*Assigned task*:
Isolate every line in the data with the string "icon" and copy it.

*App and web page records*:
....

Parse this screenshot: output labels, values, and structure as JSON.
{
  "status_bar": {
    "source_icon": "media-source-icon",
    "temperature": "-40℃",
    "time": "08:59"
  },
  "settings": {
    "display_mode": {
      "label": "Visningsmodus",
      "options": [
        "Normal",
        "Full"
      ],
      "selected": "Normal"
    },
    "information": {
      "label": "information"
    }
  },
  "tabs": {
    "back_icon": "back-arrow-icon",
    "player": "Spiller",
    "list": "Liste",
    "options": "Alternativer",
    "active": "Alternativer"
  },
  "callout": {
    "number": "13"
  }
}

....

*Answer box*:
    "source_icon": "media-source-icon",
    "back_icon": "back-arrow-icon",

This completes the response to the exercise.